__HOW TO COMPLETE THIS TASK__:
Filter the data below, keeping only lines that contain "name".

(Excerpts from a dataset)

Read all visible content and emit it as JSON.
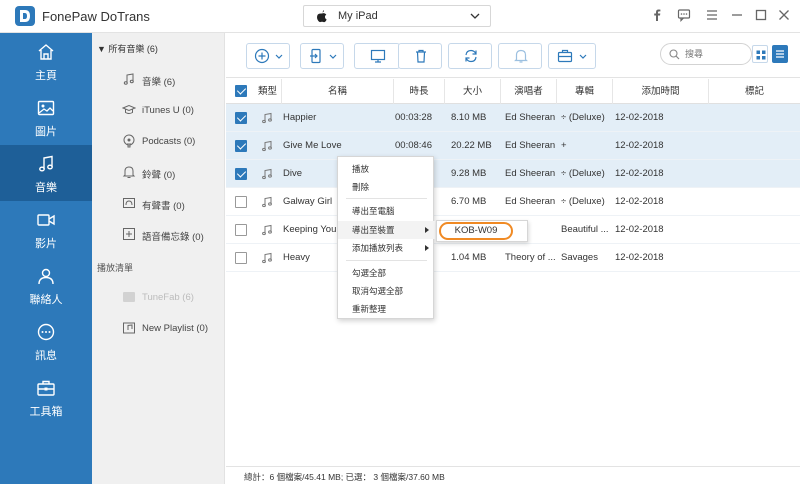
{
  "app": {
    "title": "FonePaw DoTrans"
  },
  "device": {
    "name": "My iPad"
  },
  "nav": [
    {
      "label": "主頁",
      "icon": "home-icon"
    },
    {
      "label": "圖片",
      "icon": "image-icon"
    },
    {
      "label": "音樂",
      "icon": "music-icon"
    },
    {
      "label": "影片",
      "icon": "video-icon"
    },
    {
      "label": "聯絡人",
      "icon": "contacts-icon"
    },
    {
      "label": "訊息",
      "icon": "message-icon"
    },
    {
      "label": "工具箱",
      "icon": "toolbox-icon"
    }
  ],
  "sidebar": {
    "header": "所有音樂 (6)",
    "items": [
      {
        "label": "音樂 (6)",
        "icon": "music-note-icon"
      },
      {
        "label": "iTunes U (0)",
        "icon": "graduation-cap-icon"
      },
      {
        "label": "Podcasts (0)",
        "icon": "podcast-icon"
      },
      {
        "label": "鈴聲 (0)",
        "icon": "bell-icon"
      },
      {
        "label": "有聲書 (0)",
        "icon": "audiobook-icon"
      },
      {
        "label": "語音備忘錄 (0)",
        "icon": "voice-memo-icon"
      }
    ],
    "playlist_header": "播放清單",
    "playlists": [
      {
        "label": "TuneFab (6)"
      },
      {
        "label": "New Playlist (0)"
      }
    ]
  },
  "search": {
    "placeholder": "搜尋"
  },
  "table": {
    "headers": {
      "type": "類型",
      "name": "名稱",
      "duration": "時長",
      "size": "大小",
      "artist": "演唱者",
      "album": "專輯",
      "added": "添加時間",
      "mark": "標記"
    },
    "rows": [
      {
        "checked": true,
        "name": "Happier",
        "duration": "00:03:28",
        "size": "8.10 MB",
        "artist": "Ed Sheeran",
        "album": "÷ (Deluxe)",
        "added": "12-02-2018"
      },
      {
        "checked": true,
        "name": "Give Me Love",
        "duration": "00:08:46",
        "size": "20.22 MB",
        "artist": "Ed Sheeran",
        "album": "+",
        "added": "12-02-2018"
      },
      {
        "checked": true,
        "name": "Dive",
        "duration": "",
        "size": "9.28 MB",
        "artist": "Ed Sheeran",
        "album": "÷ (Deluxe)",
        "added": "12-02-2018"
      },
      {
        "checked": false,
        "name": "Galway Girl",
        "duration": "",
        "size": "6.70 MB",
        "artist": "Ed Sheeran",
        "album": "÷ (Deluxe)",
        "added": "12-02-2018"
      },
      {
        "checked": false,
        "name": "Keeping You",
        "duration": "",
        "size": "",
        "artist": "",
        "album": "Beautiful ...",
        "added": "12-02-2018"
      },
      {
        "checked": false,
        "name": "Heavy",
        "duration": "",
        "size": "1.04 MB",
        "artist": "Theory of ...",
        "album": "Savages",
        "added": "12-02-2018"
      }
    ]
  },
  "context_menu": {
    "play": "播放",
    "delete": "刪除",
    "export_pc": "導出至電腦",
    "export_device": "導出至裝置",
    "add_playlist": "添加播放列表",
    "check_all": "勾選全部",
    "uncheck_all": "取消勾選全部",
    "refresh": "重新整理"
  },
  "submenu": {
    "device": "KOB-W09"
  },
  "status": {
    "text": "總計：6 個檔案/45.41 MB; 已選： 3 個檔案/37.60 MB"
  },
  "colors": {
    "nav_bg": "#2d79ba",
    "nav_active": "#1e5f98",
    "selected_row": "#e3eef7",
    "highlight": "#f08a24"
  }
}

__REPLY__:
    "name": "My iPad"
      "name": "名稱",
        "name": "Happier",
        "name": "Give Me Love",
        "name": "Dive",
        "name": "Galway Girl",
        "name": "Keeping You",
        "name": "Heavy",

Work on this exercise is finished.